● Instructions for the task: Would you retype all of these records exactly?

------ Record excerpts

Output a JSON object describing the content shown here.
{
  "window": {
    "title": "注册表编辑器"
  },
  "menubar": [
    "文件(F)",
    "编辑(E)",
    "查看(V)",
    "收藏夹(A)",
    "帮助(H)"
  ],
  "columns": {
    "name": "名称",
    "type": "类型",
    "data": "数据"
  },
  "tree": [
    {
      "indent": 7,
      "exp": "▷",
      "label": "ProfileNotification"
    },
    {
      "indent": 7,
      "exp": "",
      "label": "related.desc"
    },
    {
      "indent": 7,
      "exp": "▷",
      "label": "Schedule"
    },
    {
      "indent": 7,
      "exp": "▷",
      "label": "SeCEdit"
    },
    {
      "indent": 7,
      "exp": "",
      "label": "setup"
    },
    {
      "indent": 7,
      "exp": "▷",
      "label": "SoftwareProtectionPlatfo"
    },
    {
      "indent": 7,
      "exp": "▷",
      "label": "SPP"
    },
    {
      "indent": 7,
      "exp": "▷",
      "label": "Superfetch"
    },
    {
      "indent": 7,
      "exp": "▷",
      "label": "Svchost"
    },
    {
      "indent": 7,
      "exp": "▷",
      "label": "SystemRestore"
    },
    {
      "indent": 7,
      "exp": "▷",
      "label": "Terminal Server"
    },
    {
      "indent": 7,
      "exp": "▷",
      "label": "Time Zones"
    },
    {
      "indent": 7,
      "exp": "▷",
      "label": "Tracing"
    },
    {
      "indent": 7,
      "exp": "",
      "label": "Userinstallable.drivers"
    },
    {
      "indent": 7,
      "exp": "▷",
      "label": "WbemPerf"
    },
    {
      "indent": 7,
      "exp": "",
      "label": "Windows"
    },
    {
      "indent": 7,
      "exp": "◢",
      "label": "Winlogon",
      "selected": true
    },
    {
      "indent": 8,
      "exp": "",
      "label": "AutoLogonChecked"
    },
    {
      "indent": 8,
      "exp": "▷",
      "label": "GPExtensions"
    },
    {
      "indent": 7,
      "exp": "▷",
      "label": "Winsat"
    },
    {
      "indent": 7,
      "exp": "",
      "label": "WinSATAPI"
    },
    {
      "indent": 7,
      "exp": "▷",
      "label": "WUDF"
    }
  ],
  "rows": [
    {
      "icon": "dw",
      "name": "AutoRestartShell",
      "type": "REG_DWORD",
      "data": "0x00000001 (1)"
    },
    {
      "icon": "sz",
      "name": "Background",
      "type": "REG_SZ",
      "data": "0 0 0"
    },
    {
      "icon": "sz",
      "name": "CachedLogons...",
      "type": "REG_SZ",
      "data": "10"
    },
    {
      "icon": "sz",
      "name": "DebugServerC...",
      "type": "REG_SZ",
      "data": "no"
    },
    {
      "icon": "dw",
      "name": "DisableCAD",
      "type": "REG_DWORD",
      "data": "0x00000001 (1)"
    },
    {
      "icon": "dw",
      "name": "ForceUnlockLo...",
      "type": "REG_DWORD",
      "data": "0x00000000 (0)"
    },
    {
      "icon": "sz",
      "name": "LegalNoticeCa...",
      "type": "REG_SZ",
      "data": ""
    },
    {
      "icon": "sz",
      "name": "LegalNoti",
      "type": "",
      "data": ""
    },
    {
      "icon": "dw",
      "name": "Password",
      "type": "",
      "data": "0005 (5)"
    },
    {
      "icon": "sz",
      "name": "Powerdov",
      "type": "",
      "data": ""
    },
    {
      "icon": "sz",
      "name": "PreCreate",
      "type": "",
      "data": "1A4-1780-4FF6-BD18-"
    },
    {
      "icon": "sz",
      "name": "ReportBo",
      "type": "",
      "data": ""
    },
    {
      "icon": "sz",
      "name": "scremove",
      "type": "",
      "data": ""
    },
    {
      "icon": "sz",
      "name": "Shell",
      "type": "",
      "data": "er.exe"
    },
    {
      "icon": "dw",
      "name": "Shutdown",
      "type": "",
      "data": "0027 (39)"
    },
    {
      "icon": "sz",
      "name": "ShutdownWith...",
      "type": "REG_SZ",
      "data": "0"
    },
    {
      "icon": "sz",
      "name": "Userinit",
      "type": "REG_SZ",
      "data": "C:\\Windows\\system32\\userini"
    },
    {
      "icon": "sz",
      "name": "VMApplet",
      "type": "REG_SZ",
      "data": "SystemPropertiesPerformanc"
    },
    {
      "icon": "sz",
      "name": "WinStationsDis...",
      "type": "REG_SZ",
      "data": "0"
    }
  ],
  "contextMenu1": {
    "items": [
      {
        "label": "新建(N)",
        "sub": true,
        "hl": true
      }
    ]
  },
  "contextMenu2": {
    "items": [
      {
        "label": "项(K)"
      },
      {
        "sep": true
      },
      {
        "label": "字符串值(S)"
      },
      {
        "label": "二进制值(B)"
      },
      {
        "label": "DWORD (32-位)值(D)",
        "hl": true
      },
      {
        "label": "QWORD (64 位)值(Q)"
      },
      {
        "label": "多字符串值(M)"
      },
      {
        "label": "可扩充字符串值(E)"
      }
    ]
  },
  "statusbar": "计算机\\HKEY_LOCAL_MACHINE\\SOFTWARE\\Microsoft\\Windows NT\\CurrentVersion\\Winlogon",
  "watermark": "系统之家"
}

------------

● Exercise answer:
Output a JSON object describing the content shown here.
{
  "window": {
    "title": "注册表编辑器"
  },
  "menubar": [
    "文件(F)",
    "编辑(E)",
    "查看(V)",
    "收藏夹(A)",
    "帮助(H)"
  ],
  "columns": {
    "name": "名称",
    "type": "类型",
    "data": "数据"
  },
  "tree": [
    {
      "indent": 7,
      "exp": "▷",
      "label": "ProfileNotification"
    },
    {
      "indent": 7,
      "exp": "",
      "label": "related.desc"
    },
    {
      "indent": 7,
      "exp": "▷",
      "label": "Schedule"
    },
    {
      "indent": 7,
      "exp": "▷",
      "label": "SeCEdit"
    },
    {
      "indent": 7,
      "exp": "",
      "label": "setup"
    },
    {
      "indent": 7,
      "exp": "▷",
      "label": "SoftwareProtectionPlatfo"
    },
    {
      "indent": 7,
      "exp": "▷",
      "label": "SPP"
    },
    {
      "indent": 7,
      "exp": "▷",
      "label": "Superfetch"
    },
    {
      "indent": 7,
      "exp": "▷",
      "label": "Svchost"
    },
    {
      "indent": 7,
      "exp": "▷",
      "label": "SystemRestore"
    },
    {
      "indent": 7,
      "exp": "▷",
      "label": "Terminal Server"
    },
    {
      "indent": 7,
      "exp": "▷",
      "label": "Time Zones"
    },
    {
      "indent": 7,
      "exp": "▷",
      "label": "Tracing"
    },
    {
      "indent": 7,
      "exp": "",
      "label": "Userinstallable.drivers"
    },
    {
      "indent": 7,
      "exp": "▷",
      "label": "WbemPerf"
    },
    {
      "indent": 7,
      "exp": "",
      "label": "Windows"
    },
    {
      "indent": 7,
      "exp": "◢",
      "label": "Winlogon",
      "selected": true
    },
    {
      "indent": 8,
      "exp": "",
      "label": "AutoLogonChecked"
    },
    {
      "indent": 8,
      "exp": "▷",
      "label": "GPExtensions"
    },
    {
      "indent": 7,
      "exp": "▷",
      "label": "Winsat"
    },
    {
      "indent": 7,
      "exp": "",
      "label": "WinSATAPI"
    },
    {
      "indent": 7,
      "exp": "▷",
      "label": "WUDF"
    }
  ],
  "rows": [
    {
      "icon": "dw",
      "name": "AutoRestartShell",
      "type": "REG_DWORD",
      "data": "0x00000001 (1)"
    },
    {
      "icon": "sz",
      "name": "Background",
      "type": "REG_SZ",
      "data": "0 0 0"
    },
    {
      "icon": "sz",
      "name": "CachedLogons...",
      "type": "REG_SZ",
      "data": "10"
    },
    {
      "icon": "sz",
      "name": "DebugServerC...",
      "type": "REG_SZ",
      "data": "no"
    },
    {
      "icon": "dw",
      "name": "DisableCAD",
      "type": "REG_DWORD",
      "data": "0x00000001 (1)"
    },
    {
      "icon": "dw",
      "name": "ForceUnlockLo...",
      "type": "REG_DWORD",
      "data": "0x00000000 (0)"
    },
    {
      "icon": "sz",
      "name": "LegalNoticeCa...",
      "type": "REG_SZ",
      "data": ""
    },
    {
      "icon": "sz",
      "name": "LegalNoti",
      "type": "",
      "data": ""
    },
    {
      "icon": "dw",
      "name": "Password",
      "type": "",
      "data": "0005 (5)"
    },
    {
      "icon": "sz",
      "name": "Powerdov",
      "type": "",
      "data": ""
    },
    {
      "icon": "sz",
      "name": "PreCreate",
      "type": "",
      "data": "1A4-1780-4FF6-BD18-"
    },
    {
      "icon": "sz",
      "name": "ReportBo",
      "type": "",
      "data": ""
    },
    {
      "icon": "sz",
      "name": "scremove",
      "type": "",
      "data": ""
    },
    {
      "icon": "sz",
      "name": "Shell",
      "type": "",
      "data": "er.exe"
    },
    {
      "icon": "dw",
      "name": "Shutdown",
      "type": "",
      "data": "0027 (39)"
    },
    {
      "icon": "sz",
      "name": "ShutdownWith...",
      "type": "REG_SZ",
      "data": "0"
    },
    {
      "icon": "sz",
      "name": "Userinit",
      "type": "REG_SZ",
      "data": "C:\\Windows\\system32\\userini"
    },
    {
      "icon": "sz",
      "name": "VMApplet",
      "type": "REG_SZ",
      "data": "SystemPropertiesPerformanc"
    },
    {
      "icon": "sz",
      "name": "WinStationsDis...",
      "type": "REG_SZ",
      "data": "0"
    }
  ],
  "contextMenu1": {
    "items": [
      {
        "label": "新建(N)",
        "sub": true,
        "hl": true
      }
    ]
  },
  "contextMenu2": {
    "items": [
      {
        "label": "项(K)"
      },
      {
        "sep": true
      },
      {
        "label": "字符串值(S)"
      },
      {
        "label": "二进制值(B)"
      },
      {
        "label": "DWORD (32-位)值(D)",
        "hl": true
      },
      {
        "label": "QWORD (64 位)值(Q)"
      },
      {
        "label": "多字符串值(M)"
      },
      {
        "label": "可扩充字符串值(E)"
      }
    ]
  },
  "statusbar": "计算机\\HKEY_LOCAL_MACHINE\\SOFTWARE\\Microsoft\\Windows NT\\CurrentVersion\\Winlogon",
  "watermark": "系统之家"
}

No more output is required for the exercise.